Records contained in a dataset:
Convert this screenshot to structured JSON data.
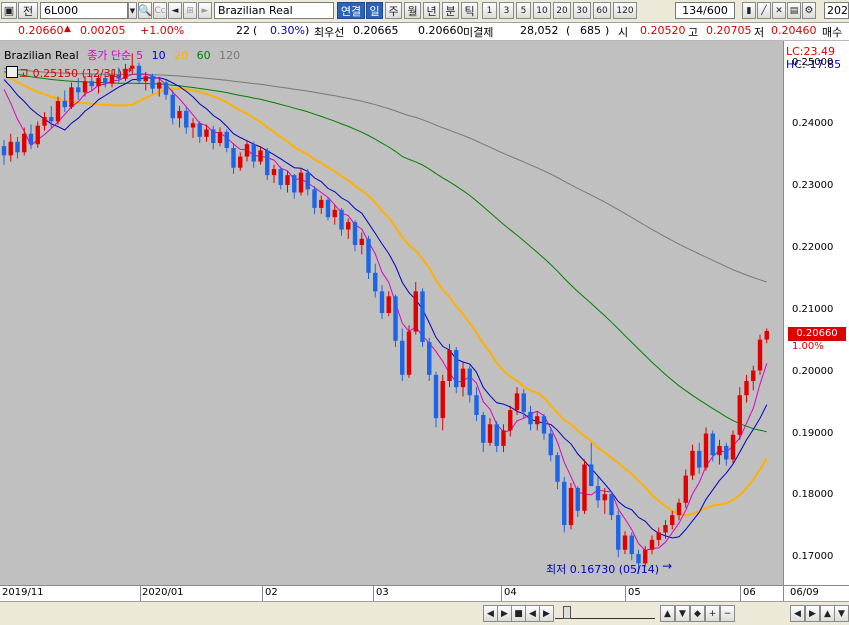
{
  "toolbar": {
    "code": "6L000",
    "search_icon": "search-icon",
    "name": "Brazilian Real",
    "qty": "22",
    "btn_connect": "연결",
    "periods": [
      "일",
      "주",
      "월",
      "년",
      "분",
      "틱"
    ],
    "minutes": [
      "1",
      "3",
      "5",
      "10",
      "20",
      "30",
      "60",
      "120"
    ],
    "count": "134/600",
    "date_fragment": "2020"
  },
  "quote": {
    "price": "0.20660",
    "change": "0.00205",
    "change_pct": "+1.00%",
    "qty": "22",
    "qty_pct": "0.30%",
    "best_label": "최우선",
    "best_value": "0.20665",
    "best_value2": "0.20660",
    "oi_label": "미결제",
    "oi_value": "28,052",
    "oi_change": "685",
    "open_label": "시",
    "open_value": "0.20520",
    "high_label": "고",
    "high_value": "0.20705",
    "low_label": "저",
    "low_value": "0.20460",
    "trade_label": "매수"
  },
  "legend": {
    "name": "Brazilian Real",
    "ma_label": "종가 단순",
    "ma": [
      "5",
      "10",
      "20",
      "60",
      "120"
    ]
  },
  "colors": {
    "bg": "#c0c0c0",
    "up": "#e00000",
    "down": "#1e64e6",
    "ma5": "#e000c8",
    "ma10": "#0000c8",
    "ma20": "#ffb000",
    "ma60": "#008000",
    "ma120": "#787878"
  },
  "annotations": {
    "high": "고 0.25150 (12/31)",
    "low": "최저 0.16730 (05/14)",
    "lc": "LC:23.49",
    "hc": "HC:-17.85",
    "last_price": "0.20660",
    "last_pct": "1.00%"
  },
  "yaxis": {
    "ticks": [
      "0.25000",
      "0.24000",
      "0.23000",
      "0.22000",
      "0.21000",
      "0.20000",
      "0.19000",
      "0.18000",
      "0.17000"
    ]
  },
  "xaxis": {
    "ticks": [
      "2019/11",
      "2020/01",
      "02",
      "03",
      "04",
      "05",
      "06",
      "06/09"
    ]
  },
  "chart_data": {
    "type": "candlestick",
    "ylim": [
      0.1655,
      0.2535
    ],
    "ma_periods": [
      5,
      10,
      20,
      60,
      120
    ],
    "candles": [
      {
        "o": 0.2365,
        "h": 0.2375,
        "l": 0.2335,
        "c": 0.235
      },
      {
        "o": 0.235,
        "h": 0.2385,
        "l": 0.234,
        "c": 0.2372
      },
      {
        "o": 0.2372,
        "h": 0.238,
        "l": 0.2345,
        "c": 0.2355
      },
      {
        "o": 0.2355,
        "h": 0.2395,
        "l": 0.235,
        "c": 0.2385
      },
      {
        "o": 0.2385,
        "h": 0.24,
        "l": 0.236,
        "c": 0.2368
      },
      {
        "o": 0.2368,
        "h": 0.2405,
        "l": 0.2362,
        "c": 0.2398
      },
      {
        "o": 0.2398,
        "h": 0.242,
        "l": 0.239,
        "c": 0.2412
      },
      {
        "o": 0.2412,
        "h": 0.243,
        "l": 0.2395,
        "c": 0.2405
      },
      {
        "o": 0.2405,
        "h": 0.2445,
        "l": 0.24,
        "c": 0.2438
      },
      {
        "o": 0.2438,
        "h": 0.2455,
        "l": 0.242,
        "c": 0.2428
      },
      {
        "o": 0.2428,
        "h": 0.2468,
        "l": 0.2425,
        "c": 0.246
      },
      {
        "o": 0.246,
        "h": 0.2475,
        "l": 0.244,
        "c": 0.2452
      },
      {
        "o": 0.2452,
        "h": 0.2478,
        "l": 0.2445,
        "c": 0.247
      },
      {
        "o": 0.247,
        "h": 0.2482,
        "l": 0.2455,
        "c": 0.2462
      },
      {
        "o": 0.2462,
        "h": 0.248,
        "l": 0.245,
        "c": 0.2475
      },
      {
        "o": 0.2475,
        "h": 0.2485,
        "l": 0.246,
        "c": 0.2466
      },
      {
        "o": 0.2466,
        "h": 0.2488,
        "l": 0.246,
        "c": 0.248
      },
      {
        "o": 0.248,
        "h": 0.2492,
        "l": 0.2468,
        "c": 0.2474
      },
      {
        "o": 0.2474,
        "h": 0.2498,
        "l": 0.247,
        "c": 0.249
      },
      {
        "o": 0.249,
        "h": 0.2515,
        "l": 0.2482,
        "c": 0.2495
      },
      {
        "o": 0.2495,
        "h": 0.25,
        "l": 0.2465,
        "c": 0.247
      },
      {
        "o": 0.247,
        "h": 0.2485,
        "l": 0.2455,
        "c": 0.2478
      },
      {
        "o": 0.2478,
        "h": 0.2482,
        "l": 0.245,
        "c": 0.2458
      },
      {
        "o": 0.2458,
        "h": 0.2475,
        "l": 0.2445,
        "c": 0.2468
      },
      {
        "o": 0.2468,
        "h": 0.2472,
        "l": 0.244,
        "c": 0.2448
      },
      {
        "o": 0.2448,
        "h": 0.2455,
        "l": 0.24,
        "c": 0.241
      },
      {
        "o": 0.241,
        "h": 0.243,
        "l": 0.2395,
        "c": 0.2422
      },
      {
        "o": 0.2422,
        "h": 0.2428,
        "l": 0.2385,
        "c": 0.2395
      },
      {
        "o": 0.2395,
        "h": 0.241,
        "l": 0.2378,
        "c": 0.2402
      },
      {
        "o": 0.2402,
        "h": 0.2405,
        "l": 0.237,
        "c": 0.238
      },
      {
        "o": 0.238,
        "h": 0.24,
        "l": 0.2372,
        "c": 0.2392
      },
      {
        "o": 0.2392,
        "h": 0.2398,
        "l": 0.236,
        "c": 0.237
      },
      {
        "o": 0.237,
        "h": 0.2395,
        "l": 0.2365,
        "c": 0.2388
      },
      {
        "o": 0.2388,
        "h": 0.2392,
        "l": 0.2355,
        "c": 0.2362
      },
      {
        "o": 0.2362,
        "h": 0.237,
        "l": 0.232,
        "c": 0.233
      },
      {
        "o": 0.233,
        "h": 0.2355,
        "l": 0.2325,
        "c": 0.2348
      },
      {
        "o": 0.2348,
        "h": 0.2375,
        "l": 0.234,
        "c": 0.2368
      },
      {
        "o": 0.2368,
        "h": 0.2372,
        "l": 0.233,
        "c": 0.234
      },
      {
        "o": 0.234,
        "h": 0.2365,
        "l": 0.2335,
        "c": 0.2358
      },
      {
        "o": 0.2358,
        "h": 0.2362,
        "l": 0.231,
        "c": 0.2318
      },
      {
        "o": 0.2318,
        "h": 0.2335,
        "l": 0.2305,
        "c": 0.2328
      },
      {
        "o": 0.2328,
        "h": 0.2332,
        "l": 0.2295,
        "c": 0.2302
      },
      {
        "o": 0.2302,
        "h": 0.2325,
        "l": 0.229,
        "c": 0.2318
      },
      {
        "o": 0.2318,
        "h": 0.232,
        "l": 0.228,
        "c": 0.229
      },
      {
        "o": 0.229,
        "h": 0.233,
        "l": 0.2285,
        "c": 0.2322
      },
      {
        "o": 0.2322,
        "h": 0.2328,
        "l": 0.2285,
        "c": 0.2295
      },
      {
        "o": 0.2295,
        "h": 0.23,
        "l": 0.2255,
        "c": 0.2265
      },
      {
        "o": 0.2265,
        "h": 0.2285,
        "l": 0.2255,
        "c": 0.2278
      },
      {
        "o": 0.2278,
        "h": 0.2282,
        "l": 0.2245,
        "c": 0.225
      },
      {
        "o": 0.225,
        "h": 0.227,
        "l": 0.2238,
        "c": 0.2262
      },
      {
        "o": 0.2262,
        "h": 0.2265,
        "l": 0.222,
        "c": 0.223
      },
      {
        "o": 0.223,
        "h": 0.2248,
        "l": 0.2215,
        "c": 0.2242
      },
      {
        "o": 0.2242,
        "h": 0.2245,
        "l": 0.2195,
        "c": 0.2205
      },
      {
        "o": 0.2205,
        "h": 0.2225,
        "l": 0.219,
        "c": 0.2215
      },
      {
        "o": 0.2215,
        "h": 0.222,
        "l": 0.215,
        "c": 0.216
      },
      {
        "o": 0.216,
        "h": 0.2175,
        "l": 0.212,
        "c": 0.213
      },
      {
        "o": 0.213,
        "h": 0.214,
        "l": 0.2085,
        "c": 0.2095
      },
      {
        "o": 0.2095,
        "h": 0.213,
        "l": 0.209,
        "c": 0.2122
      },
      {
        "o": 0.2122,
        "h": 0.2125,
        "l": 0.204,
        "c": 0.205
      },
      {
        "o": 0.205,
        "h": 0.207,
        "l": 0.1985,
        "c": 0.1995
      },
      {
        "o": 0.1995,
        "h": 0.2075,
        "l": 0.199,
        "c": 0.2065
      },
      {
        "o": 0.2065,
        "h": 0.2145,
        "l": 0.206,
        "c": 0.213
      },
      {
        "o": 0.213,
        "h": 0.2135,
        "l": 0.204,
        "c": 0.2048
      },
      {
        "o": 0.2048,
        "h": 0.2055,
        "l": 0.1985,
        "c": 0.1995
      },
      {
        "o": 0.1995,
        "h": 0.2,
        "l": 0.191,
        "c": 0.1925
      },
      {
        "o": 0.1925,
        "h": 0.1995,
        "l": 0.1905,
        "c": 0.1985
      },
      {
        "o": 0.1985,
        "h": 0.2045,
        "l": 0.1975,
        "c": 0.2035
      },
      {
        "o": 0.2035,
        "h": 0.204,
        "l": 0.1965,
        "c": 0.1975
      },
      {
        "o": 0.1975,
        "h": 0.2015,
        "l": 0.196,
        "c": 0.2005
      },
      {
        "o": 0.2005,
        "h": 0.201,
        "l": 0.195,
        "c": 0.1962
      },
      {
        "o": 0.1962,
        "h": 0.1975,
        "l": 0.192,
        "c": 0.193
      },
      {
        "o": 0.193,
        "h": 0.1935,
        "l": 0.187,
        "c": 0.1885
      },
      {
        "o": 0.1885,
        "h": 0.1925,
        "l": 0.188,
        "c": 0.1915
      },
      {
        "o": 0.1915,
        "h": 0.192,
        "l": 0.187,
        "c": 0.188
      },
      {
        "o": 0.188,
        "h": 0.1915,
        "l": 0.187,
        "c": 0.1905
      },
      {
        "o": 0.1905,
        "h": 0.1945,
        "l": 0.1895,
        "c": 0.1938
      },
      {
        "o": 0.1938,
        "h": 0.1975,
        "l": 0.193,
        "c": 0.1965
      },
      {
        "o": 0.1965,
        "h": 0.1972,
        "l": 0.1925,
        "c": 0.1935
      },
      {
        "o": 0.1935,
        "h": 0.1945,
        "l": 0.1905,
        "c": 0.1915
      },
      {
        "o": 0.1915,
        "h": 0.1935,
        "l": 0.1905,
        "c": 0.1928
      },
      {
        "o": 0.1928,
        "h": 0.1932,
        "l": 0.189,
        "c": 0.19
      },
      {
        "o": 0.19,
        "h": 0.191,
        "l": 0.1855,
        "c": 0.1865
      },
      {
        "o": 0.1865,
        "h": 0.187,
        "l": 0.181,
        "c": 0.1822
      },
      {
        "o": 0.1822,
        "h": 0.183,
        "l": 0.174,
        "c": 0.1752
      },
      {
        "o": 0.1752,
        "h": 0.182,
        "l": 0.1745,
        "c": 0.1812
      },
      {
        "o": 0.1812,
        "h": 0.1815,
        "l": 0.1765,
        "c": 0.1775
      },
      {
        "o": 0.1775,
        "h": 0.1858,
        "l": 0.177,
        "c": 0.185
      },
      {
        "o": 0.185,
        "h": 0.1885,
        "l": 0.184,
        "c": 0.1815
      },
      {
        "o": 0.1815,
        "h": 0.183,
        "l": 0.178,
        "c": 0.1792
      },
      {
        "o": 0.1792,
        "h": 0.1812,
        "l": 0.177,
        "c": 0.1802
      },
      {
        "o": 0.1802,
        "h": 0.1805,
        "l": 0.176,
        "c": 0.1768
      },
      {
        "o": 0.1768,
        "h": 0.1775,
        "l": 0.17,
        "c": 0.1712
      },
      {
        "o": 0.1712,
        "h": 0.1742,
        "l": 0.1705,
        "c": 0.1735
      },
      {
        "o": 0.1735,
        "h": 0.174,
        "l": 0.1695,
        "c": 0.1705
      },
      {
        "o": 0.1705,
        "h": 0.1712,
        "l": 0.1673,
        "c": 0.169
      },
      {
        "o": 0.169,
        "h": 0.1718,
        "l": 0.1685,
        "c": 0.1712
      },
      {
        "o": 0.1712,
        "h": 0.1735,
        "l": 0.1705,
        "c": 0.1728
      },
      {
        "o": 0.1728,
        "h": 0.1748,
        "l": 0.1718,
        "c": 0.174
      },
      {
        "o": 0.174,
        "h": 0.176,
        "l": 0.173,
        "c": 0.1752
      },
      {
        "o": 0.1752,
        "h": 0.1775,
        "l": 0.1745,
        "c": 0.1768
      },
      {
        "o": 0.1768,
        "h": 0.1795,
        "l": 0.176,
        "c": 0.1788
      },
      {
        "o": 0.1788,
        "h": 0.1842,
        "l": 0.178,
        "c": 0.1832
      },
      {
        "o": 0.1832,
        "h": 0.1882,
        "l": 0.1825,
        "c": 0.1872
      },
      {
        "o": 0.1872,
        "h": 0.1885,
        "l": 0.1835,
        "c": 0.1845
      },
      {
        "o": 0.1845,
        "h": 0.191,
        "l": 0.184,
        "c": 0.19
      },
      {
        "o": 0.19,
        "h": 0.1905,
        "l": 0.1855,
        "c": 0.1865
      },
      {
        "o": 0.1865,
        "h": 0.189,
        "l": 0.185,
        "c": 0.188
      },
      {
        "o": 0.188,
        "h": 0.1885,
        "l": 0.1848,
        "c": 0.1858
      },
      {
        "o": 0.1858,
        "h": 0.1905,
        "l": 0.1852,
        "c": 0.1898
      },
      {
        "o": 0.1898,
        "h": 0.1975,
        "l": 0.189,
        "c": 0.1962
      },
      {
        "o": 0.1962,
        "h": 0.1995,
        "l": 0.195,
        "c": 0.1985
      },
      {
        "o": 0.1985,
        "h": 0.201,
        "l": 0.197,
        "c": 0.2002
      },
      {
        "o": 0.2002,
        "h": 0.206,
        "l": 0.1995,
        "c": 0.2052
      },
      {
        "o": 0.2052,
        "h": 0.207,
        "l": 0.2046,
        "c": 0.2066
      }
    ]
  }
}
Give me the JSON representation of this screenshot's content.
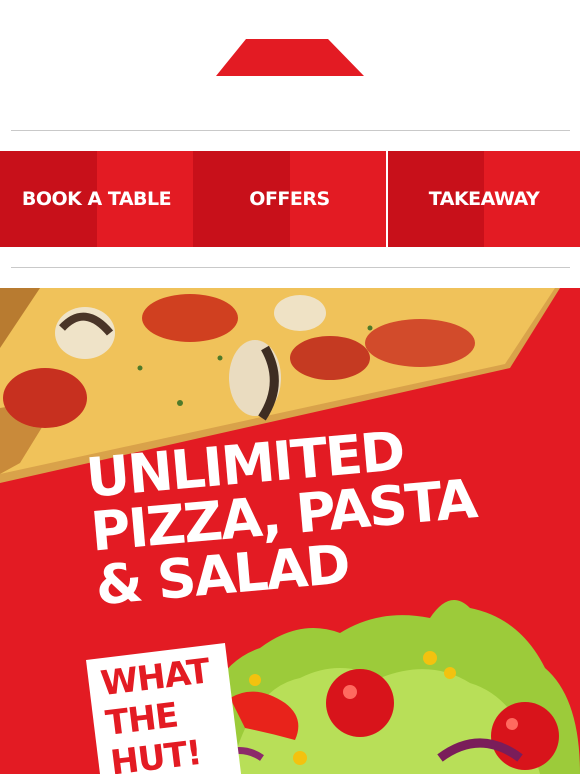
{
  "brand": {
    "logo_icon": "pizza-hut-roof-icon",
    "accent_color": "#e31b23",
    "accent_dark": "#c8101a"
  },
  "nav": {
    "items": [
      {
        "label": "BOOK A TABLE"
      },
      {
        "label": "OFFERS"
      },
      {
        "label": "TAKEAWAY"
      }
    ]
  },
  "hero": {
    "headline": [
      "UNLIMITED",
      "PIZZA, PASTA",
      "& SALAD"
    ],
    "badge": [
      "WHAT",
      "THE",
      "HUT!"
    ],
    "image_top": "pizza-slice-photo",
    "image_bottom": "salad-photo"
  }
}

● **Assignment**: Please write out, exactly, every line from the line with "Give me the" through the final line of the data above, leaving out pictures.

● **Task response**:
Give me the JSON representation of this screenshot's content.
{
  "brand": {
    "logo_icon": "pizza-hut-roof-icon",
    "accent_color": "#e31b23",
    "accent_dark": "#c8101a"
  },
  "nav": {
    "items": [
      {
        "label": "BOOK A TABLE"
      },
      {
        "label": "OFFERS"
      },
      {
        "label": "TAKEAWAY"
      }
    ]
  },
  "hero": {
    "headline": [
      "UNLIMITED",
      "PIZZA, PASTA",
      "& SALAD"
    ],
    "badge": [
      "WHAT",
      "THE",
      "HUT!"
    ],
    "image_top": "pizza-slice-photo",
    "image_bottom": "salad-photo"
  }
}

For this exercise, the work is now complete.